### Exercise brief
Where a line of the material includes the string "this", copy that line.

### Record extracts

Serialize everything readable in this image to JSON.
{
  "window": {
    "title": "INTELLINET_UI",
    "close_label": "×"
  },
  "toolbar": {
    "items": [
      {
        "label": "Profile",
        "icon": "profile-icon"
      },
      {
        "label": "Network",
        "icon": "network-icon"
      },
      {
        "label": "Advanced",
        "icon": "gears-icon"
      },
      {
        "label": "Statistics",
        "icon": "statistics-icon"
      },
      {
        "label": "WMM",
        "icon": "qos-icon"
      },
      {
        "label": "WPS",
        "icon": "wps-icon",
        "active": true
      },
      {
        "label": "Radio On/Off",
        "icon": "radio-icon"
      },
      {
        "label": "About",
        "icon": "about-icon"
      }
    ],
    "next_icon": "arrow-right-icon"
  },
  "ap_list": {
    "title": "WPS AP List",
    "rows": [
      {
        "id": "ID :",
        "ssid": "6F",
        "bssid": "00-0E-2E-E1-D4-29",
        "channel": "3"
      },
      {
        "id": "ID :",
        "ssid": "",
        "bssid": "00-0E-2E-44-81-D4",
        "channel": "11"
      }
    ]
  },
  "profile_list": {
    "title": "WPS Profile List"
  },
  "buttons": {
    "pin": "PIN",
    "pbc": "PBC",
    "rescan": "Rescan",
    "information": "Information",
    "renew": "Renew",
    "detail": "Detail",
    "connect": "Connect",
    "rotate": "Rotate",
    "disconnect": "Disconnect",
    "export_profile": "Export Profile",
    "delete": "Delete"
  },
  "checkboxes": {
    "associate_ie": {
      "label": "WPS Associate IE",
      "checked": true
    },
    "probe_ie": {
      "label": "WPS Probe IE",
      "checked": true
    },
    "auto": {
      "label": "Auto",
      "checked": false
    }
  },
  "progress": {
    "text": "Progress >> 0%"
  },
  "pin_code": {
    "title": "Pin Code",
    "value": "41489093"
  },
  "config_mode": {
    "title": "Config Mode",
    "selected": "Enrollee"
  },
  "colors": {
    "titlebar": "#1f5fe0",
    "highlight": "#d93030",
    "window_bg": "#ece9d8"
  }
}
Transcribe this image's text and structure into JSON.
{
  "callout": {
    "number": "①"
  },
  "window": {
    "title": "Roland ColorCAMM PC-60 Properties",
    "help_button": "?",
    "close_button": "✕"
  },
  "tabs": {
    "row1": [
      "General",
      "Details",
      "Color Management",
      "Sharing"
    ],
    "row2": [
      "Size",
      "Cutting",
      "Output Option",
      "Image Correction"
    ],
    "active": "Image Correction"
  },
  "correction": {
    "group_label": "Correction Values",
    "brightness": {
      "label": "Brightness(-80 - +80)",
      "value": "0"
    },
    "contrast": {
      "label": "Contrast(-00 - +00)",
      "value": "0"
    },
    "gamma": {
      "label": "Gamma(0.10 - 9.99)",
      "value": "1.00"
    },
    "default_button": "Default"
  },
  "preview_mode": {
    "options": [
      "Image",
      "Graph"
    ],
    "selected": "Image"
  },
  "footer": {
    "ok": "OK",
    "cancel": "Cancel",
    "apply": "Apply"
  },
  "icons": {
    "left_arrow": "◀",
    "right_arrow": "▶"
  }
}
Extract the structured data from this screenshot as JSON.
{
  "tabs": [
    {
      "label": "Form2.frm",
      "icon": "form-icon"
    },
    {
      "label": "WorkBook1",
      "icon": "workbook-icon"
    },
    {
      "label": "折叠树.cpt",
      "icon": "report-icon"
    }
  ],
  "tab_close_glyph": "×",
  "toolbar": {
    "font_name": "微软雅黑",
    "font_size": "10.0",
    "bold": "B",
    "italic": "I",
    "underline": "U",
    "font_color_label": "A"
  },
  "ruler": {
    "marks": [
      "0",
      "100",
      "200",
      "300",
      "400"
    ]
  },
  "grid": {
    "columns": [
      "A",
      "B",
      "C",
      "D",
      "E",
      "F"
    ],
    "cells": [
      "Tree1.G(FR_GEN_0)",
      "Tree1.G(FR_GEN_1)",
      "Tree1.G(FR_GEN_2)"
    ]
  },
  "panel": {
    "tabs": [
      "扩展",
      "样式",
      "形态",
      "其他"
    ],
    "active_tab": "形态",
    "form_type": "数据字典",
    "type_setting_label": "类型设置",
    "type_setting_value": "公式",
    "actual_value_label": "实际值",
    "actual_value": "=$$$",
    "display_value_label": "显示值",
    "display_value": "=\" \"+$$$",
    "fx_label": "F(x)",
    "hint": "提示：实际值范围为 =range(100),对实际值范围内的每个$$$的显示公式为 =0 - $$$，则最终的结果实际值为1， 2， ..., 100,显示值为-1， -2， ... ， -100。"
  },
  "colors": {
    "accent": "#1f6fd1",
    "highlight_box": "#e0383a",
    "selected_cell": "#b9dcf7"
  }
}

### Exercise output
Serialize everything readable in this image to JSON.
Transcribe this image's text and structure into JSON.
Extract the structured data from this screenshot as JSON.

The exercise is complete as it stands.